Namibian artists who depend on CD sales to sell their music are facing challenges as CD sales in the country rapidly continue to drop.
Antonio Dragan Djokic, who owns a CD retailer in Windhoek CBD called Antonio’s Art, said his business is facing challenges owing to the digitalization of music. He said most music fans are no longer interested in buying CDs but prefer to download music online.
Antonio said he noticed a decline of CD sales this past season compared to previous years. “December is good for selling CDs and any other kind of business, although now that selling CD is not going so well like before,” he said, most CD retailers have closed shop as business is going down.
Suleimen Kyababa, owner of Ogopa Butterfly music production, told New Era Weekend last month that artists only release albums in December, since most music buyers are out scouting for new tunes when people are going for holidays.
“Some think we only release albums for NAMAs, but it’s not like that. To be honest, December is always a good time for an artist to release an album,” he said.
Local music producer DJ K-Boz said artists could make money through streaming their music online than rely on CD sales. Local musician D-Naff said Namibian artists should move with time and implement other ways of boosting their CD sells.
Young T’s album Becoming a King was the top selling album over the festive season followed by Jomolizo’s Kaandjetu, Bantu’s The Tower of Babel, The Adviser by D Square and Bullet Proof by Ann Singer.

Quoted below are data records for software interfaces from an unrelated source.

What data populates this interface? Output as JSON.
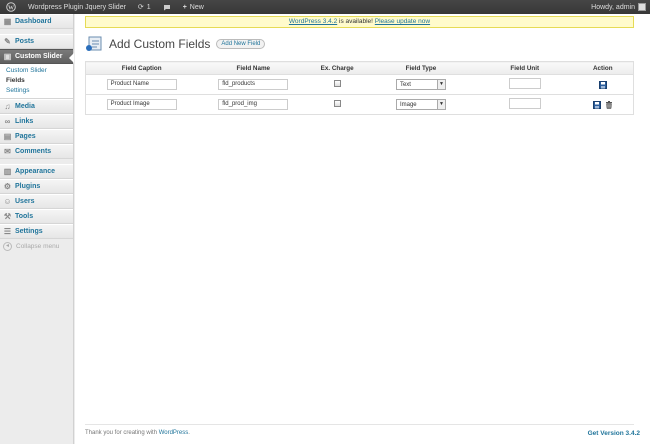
{
  "adminbar": {
    "site_name": "Wordpress Plugin Jquery Slider",
    "updates_count": "1",
    "new_label": "New",
    "howdy": "Howdy, admin"
  },
  "sidebar": {
    "items": [
      {
        "label": "Dashboard",
        "icon": "dashboard-icon"
      },
      {
        "label": "Posts",
        "icon": "posts-icon"
      },
      {
        "label": "Custom Slider",
        "icon": "slider-icon"
      },
      {
        "label": "Media",
        "icon": "media-icon"
      },
      {
        "label": "Links",
        "icon": "links-icon"
      },
      {
        "label": "Pages",
        "icon": "pages-icon"
      },
      {
        "label": "Comments",
        "icon": "comments-icon"
      },
      {
        "label": "Appearance",
        "icon": "appearance-icon"
      },
      {
        "label": "Plugins",
        "icon": "plugins-icon"
      },
      {
        "label": "Users",
        "icon": "users-icon"
      },
      {
        "label": "Tools",
        "icon": "tools-icon"
      },
      {
        "label": "Settings",
        "icon": "settings-icon"
      }
    ],
    "submenu": [
      "Custom Slider",
      "Fields",
      "Settings"
    ],
    "collapse": "Collapse menu"
  },
  "notice": {
    "version_link": "WordPress 3.4.2",
    "middle": " is available! ",
    "update_link": "Please update now"
  },
  "page": {
    "title": "Add Custom Fields",
    "add_new": "Add New Field"
  },
  "table": {
    "headers": [
      "Field Caption",
      "Field Name",
      "Ex. Charge",
      "Field Type",
      "Field Unit",
      "Action"
    ],
    "rows": [
      {
        "caption": "Product Name",
        "name": "fld_products",
        "charge": false,
        "type": "Text",
        "unit": "",
        "actions": [
          "save-icon"
        ]
      },
      {
        "caption": "Product Image",
        "name": "fld_prod_img",
        "charge": false,
        "type": "Image",
        "unit": "",
        "actions": [
          "save-icon",
          "trash-icon"
        ]
      }
    ]
  },
  "footer": {
    "thanks_prefix": "Thank you for creating with ",
    "wp_link": "WordPress",
    "thanks_suffix": ".",
    "version": "Get Version 3.4.2"
  },
  "colors": {
    "link": "#21759b",
    "notice_bg": "#fffbcc",
    "adminbar": "#464646"
  }
}
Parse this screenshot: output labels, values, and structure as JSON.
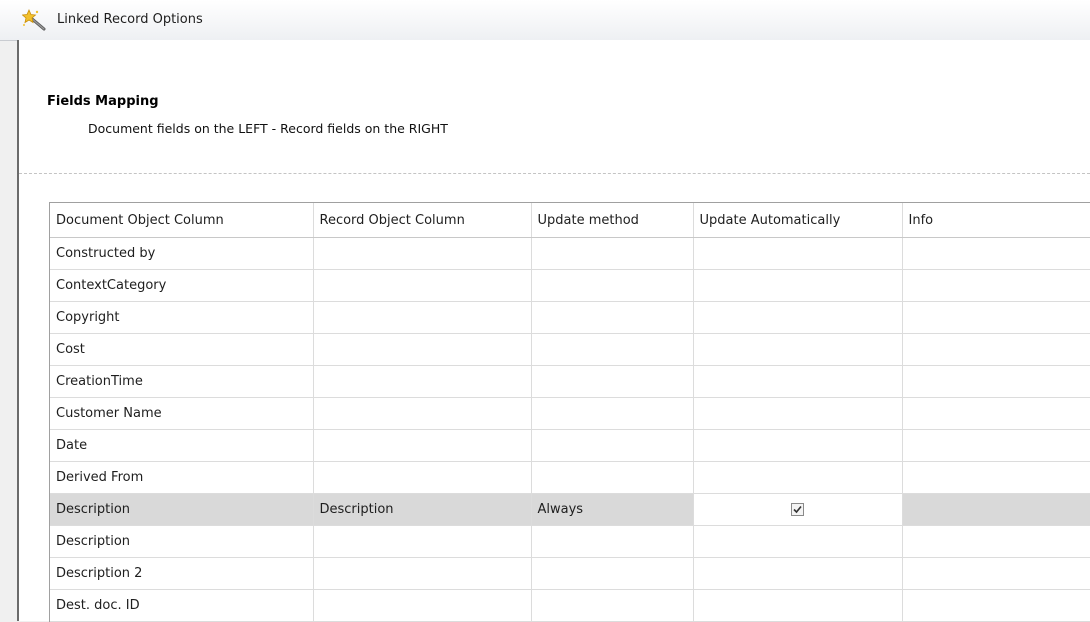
{
  "window": {
    "title": "Linked Record Options",
    "icon": "wand-icon"
  },
  "header": {
    "title": "Fields Mapping",
    "subtitle": "Document fields on the LEFT - Record fields on the RIGHT"
  },
  "grid": {
    "columns": [
      "Document Object Column",
      "Record Object Column",
      "Update method",
      "Update Automatically",
      "Info"
    ],
    "rows": [
      {
        "doc": "Constructed by",
        "rec": "",
        "method": "",
        "auto": false,
        "info": "",
        "selected": false
      },
      {
        "doc": "ContextCategory",
        "rec": "",
        "method": "",
        "auto": false,
        "info": "",
        "selected": false
      },
      {
        "doc": "Copyright",
        "rec": "",
        "method": "",
        "auto": false,
        "info": "",
        "selected": false
      },
      {
        "doc": "Cost",
        "rec": "",
        "method": "",
        "auto": false,
        "info": "",
        "selected": false
      },
      {
        "doc": "CreationTime",
        "rec": "",
        "method": "",
        "auto": false,
        "info": "",
        "selected": false
      },
      {
        "doc": "Customer Name",
        "rec": "",
        "method": "",
        "auto": false,
        "info": "",
        "selected": false
      },
      {
        "doc": "Date",
        "rec": "",
        "method": "",
        "auto": false,
        "info": "",
        "selected": false
      },
      {
        "doc": "Derived From",
        "rec": "",
        "method": "",
        "auto": false,
        "info": "",
        "selected": false
      },
      {
        "doc": "Description",
        "rec": "Description",
        "method": "Always",
        "auto": true,
        "info": "",
        "selected": true
      },
      {
        "doc": "Description",
        "rec": "",
        "method": "",
        "auto": false,
        "info": "",
        "selected": false
      },
      {
        "doc": "Description 2",
        "rec": "",
        "method": "",
        "auto": false,
        "info": "",
        "selected": false
      },
      {
        "doc": "Dest. doc. ID",
        "rec": "",
        "method": "",
        "auto": false,
        "info": "",
        "selected": false
      }
    ]
  }
}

This article was originally published in New Era on 9 January 2017.